The illegal shanghaiing of home-based day care providers into a government employees union has attracted the attention of the Small Business Legal Center at the National Federation of Independent Business. It filed an amicus brief with the Michigan Supreme Court requesting that the Court grant the Mackinac Center Legal Foundation's appeal in the Loar v. DHS lawsuit challenging the forced unionization.
In its brief, the NFIB notes that "child care providers are private businesses and not public employees" and that allowing unionization in these circumstances "takes a large step down a slippery slope where other private businesses and employees are rendered 'public employees' merely because they benefited from a State subsidy." Mackinac Center Senior Communications Director Michael Jahr and I presented a similar argument in our Wall Street Journal Op-Ed on this case, where we asked: "Who will be next? Grocers? Landlords?
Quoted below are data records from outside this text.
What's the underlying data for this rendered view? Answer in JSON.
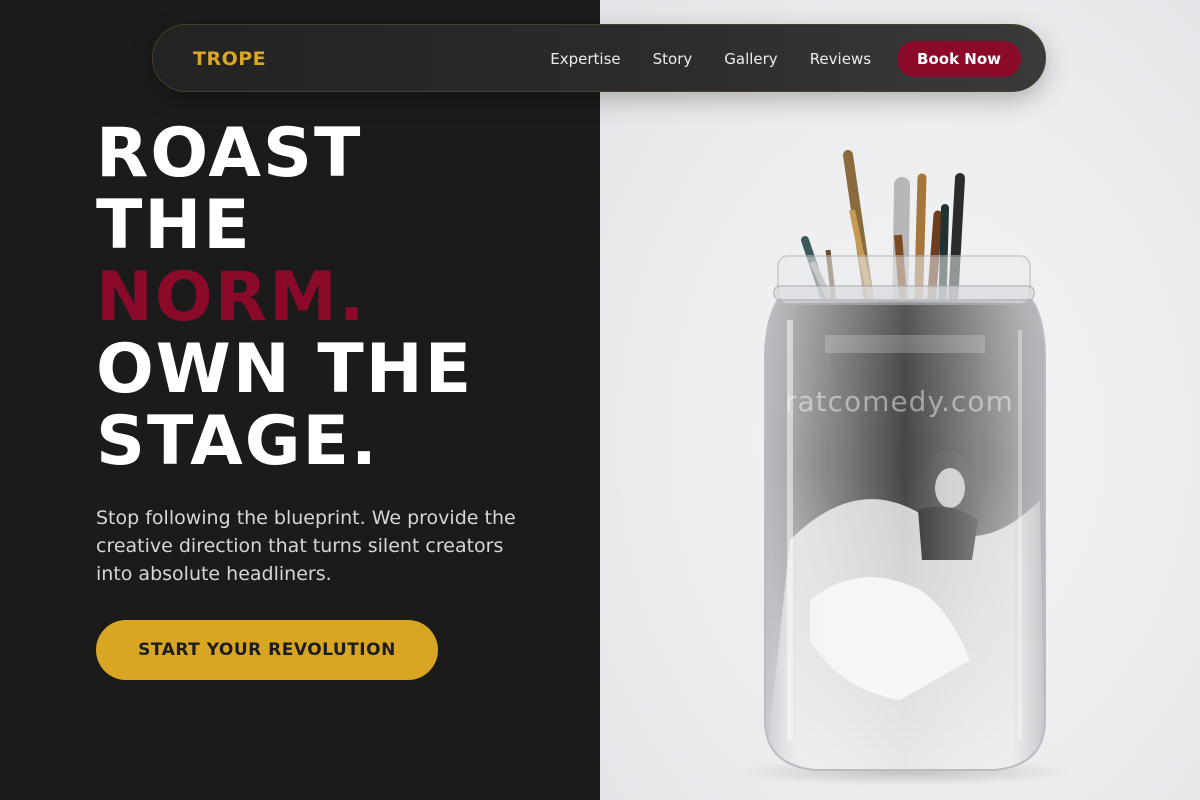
{
  "brand": {
    "name": "TROPE"
  },
  "nav": {
    "links": [
      "Expertise",
      "Story",
      "Gallery",
      "Reviews"
    ],
    "cta": "Book Now"
  },
  "hero": {
    "headline": [
      "ROAST",
      "THE",
      "NORM.",
      "OWN THE",
      "STAGE."
    ],
    "subcopy": "Stop following the blueprint. We provide the creative direction that turns silent creators into absolute headliners.",
    "cta": "START YOUR REVOLUTION"
  },
  "image": {
    "watermark": "ratcomedy.com",
    "subject": "glass jar holding paint brushes with a black-and-white photo inside"
  },
  "colors": {
    "dark_bg": "#1b1b1c",
    "accent_gold": "#d9a623",
    "accent_crimson": "#8b0a29",
    "light_bg": "#ebecee"
  }
}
Doctors?"
NFIB has 350,000 small-business members nationally and 10,000 in Michigan. It notes small businesses employ 99 percent of the employees in this country and are responsible for two-thirds of the job growth. A copy of the NFIB's news release can be found here.
"At a time when families are struggling and jobs are leaving the state, we find it unconscionable that a state agency would aid and abet the diversion of taxpayer dollars into big labor's pockets," NFIB/Michigan State Director Charlie Owens said, according to WEYI-TV25 in Saginaw.
Permission to reprint this blog post in whole or in part is hereby granted, provided that the author (or authors) and the Mackinac Center for Public Policy are properly cited.